▸ **TASK OBJECTIVE**:
Begin at the line below that has "Read all visible content and emit it as JSON.". Stop after the line that has "Serialize everything readable", repeating each line exactly and leaving out the pictures.

==== DATA ====

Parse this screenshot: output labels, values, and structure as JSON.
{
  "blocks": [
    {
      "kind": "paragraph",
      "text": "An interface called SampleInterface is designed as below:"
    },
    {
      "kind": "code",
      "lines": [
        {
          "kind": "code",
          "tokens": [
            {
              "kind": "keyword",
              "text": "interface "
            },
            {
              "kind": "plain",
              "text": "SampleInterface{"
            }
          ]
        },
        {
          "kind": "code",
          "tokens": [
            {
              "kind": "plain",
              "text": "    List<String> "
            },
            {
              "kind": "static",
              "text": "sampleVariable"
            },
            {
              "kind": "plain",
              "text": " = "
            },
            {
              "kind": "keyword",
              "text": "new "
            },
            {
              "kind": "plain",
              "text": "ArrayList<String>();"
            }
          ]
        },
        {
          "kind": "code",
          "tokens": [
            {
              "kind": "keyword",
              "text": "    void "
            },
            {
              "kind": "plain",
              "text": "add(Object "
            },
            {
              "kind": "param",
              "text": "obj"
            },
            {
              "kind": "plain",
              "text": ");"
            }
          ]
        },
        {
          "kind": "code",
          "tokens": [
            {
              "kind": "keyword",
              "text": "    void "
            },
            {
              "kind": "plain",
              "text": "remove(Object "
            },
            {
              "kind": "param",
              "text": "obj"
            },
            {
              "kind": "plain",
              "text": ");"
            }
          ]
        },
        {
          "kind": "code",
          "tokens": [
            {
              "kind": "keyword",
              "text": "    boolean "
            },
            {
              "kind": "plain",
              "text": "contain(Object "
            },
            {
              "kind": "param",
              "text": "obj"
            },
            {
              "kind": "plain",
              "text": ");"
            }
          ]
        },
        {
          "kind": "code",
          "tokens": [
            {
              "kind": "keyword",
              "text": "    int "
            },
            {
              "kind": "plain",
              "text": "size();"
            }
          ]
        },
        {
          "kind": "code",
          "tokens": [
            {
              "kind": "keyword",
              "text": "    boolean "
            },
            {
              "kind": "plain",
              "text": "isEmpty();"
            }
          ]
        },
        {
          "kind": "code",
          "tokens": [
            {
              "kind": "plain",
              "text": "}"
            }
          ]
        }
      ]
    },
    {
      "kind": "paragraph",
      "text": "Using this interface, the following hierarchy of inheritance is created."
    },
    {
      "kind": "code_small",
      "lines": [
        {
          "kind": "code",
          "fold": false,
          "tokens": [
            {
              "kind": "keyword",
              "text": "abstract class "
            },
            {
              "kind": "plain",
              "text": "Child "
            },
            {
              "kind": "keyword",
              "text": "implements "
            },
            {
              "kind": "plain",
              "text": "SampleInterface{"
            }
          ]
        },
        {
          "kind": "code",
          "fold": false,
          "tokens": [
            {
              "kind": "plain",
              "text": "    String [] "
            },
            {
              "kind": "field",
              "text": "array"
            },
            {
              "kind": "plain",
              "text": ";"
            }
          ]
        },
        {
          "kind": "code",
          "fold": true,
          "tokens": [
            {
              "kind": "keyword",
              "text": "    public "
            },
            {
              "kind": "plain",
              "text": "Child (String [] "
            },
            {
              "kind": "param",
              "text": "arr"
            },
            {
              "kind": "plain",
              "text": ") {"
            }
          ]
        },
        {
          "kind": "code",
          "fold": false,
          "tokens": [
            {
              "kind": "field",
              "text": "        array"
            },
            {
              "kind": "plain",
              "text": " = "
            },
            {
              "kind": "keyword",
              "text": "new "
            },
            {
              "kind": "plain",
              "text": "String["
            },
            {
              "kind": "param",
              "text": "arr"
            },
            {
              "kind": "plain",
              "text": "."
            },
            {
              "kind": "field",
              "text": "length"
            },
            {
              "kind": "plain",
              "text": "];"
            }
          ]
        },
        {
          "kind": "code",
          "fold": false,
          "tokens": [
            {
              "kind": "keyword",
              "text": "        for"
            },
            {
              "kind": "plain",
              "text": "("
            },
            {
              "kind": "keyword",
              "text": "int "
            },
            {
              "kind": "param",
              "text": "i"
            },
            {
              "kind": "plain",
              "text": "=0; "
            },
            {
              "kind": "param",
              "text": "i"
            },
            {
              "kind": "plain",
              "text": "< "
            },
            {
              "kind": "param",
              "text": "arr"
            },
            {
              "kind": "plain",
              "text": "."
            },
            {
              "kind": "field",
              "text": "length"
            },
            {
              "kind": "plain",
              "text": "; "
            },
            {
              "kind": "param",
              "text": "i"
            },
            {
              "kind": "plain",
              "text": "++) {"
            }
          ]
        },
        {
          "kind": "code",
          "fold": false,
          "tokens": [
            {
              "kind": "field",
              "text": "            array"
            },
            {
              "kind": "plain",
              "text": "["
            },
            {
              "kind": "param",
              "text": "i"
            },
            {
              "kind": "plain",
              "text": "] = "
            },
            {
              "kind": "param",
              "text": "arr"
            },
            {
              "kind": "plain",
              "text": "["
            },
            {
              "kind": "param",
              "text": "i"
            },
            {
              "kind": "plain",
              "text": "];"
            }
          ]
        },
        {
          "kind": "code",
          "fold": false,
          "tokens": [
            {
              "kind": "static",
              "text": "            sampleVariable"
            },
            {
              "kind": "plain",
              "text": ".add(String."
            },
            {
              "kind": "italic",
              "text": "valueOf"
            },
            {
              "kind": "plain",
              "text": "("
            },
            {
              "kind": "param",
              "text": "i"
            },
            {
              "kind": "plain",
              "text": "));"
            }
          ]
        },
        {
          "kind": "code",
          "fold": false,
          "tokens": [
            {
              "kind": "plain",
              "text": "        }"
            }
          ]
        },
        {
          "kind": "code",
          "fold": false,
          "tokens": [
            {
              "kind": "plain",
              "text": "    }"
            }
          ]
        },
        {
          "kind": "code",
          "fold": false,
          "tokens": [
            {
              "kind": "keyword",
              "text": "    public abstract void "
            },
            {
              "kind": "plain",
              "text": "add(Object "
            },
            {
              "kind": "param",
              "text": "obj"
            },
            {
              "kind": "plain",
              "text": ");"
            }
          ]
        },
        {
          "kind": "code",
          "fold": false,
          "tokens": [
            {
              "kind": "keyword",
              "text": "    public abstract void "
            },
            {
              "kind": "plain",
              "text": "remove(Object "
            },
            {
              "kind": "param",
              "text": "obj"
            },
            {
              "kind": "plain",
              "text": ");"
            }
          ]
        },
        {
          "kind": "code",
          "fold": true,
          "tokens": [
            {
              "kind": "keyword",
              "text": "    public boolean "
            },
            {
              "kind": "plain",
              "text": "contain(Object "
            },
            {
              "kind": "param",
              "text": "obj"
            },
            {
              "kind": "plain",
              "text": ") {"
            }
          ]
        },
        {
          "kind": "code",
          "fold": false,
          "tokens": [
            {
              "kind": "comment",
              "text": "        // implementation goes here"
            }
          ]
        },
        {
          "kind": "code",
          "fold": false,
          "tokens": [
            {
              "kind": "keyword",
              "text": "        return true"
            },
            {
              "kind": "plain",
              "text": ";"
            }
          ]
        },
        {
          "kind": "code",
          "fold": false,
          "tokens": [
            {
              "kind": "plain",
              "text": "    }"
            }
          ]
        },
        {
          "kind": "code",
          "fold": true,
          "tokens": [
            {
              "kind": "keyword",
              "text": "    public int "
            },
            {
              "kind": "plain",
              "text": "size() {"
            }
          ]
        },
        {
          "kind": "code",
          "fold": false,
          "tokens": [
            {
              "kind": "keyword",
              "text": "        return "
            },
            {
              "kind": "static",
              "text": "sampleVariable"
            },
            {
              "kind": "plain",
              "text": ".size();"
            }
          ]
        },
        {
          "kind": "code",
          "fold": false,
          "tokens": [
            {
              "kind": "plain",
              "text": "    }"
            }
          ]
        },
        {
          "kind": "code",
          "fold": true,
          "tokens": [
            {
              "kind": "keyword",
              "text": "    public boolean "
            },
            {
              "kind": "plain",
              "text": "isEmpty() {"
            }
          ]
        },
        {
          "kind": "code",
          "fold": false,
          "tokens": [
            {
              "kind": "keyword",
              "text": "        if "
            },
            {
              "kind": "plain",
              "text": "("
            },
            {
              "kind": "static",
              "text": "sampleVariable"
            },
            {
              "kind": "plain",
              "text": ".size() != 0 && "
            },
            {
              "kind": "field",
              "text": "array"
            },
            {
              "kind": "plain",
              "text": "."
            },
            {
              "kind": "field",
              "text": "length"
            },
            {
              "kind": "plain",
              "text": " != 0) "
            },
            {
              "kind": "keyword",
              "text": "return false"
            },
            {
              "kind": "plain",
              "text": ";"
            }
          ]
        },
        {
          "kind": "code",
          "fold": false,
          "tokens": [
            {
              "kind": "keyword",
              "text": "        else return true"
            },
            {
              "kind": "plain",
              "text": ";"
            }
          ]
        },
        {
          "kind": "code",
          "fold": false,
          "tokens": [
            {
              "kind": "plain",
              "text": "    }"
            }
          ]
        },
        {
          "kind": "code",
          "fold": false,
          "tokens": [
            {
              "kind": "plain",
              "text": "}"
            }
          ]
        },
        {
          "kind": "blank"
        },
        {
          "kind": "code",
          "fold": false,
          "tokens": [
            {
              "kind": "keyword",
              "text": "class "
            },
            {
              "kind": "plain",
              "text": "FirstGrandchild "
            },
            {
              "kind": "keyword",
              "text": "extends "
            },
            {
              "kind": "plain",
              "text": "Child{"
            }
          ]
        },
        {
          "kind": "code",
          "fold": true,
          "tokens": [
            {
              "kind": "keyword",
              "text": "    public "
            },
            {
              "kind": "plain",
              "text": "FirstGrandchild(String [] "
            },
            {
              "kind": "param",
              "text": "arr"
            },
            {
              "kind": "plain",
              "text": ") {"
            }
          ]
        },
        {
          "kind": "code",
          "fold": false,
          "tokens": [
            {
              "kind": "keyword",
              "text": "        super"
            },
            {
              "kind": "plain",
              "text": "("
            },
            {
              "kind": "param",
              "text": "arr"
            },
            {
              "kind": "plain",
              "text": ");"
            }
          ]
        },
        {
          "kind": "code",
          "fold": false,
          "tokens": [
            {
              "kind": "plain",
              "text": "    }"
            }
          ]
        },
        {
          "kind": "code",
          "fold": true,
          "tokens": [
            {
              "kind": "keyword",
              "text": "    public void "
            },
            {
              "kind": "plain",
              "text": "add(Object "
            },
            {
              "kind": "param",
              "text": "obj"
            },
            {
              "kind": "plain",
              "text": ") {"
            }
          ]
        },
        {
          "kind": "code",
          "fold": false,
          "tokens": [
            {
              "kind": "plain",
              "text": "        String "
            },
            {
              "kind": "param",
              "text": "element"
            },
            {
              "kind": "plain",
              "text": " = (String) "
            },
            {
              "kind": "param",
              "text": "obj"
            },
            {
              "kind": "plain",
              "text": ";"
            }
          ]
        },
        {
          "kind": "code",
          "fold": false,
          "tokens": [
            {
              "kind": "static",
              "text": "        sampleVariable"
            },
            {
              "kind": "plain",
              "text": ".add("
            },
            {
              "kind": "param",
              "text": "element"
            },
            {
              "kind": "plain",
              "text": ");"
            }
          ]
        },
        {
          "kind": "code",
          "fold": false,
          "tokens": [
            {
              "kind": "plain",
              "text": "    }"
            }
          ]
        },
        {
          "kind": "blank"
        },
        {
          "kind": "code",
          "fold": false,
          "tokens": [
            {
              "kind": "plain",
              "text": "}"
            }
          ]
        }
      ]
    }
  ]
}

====
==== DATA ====

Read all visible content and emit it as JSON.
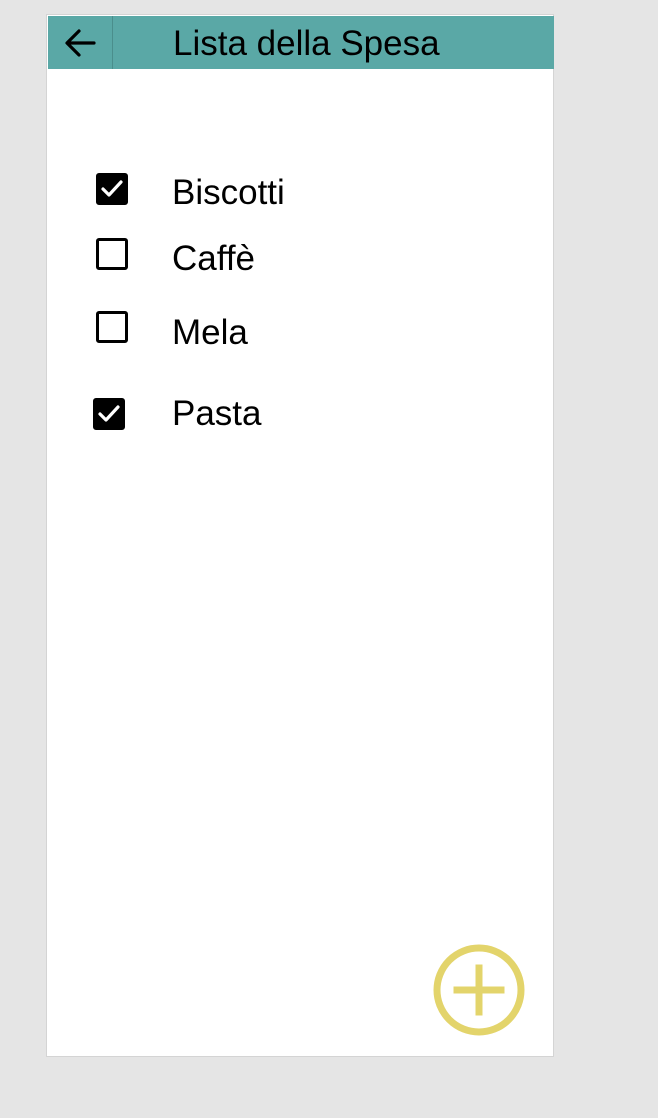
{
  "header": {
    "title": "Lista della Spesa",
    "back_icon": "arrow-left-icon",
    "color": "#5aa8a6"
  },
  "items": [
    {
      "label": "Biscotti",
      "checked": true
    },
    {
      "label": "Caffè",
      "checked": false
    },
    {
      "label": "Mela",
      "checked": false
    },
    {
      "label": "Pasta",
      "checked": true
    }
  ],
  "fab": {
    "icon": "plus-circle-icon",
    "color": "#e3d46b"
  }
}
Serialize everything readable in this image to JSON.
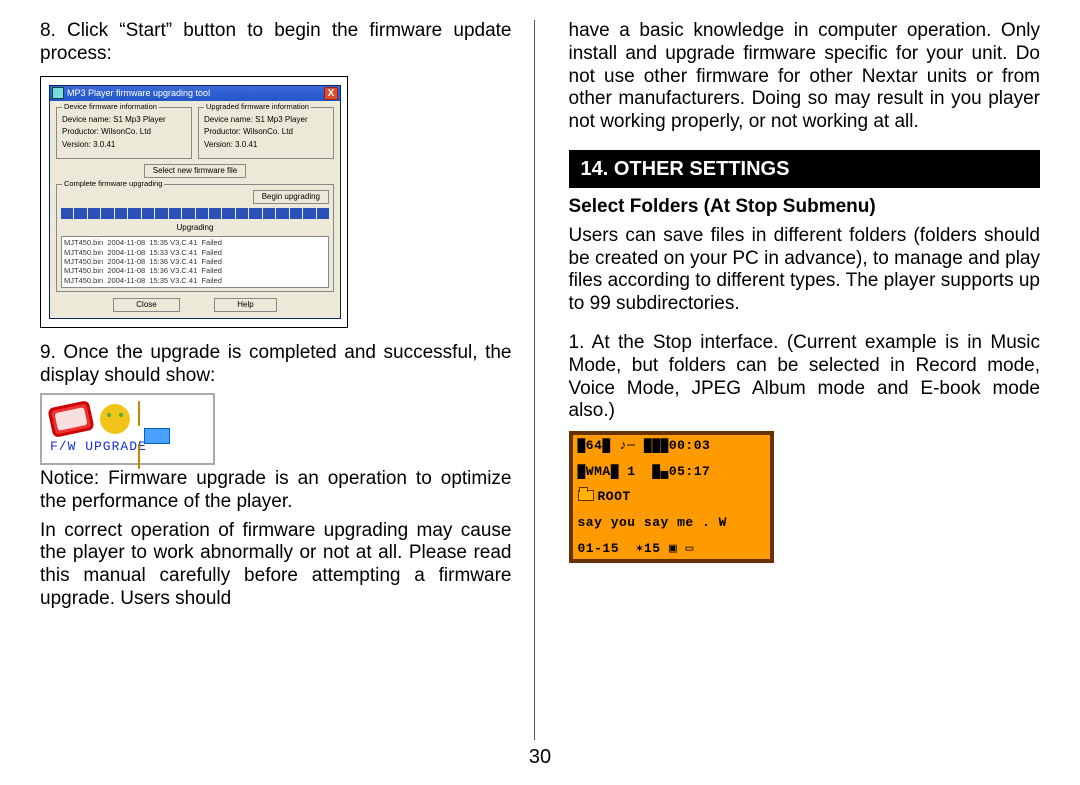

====

▸ **OUTPUT FOR THIS TASK**:
Read all visible content and emit it as JSON.
{
  "header": {
    "title": "Lista della Spesa",
    "back_icon": "arrow-left-icon",
    "color": "#5aa8a6"
  },
  "items": [
    {
      "label": "Biscotti",
      "checked": true
    },
    {
      "label": "Caffè",
      "checked": false
    },
    {
      "label": "Mela",
      "checked": false
    },
    {
      "label": "Pasta",
      "checked": true
    }
  ],
  "fab": {
    "icon": "plus-circle-icon",
    "color": "#e3d46b"
  }
}
Serialize everything readable in this image to JSON.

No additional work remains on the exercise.